◆ **Assignment**
Show every line of the data that includes the word "icon".
═══ Records shown ═══
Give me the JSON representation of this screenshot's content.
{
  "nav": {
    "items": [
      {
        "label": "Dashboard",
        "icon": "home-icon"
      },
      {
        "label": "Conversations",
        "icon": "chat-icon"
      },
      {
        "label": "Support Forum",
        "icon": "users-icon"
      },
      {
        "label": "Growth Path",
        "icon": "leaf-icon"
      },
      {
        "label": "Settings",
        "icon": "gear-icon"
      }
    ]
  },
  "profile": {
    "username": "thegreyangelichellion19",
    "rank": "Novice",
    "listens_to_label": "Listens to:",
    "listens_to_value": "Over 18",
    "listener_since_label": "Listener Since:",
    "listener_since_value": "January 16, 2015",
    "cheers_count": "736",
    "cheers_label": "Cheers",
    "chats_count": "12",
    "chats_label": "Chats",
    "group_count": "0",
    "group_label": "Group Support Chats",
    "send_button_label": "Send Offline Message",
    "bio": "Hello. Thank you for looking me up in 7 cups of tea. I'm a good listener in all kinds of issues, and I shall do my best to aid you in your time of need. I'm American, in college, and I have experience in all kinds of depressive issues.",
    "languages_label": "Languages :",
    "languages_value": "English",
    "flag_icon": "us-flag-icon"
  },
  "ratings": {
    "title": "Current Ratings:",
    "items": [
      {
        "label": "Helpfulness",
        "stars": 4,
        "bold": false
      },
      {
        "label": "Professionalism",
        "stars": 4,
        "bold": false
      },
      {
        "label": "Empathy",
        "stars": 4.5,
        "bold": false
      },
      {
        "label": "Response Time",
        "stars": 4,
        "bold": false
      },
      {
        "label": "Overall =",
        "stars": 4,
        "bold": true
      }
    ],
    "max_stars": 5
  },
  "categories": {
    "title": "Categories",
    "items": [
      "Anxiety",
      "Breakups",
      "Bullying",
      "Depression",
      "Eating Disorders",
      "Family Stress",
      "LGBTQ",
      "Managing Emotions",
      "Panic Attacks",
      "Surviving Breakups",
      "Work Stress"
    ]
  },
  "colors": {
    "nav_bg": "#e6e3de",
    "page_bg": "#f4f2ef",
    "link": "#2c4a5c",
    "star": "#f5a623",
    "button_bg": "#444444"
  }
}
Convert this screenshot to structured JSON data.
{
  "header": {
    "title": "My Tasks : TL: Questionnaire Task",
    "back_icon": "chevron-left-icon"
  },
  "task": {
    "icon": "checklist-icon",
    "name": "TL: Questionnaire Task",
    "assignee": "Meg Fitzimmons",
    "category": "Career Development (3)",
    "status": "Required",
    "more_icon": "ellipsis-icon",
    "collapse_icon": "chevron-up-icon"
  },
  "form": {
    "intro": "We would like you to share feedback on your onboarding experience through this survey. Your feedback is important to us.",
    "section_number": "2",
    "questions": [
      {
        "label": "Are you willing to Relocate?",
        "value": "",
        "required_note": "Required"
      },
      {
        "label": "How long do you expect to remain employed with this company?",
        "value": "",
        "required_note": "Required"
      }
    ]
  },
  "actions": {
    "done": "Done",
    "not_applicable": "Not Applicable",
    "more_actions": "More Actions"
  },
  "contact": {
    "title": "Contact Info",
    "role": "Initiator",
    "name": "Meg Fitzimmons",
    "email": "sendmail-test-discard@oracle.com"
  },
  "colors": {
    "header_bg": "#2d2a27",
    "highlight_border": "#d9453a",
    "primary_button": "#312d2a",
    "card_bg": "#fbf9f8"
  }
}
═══
◆ **Answer for the task**
        "icon": "home-icon"
        "icon": "chat-icon"
        "icon": "users-icon"
        "icon": "leaf-icon"
        "icon": "gear-icon"
    "flag_icon": "us-flag-icon"
    "back_icon": "chevron-left-icon"
    "icon": "checklist-icon",
    "more_icon": "ellipsis-icon",
    "collapse_icon": "chevron-up-icon"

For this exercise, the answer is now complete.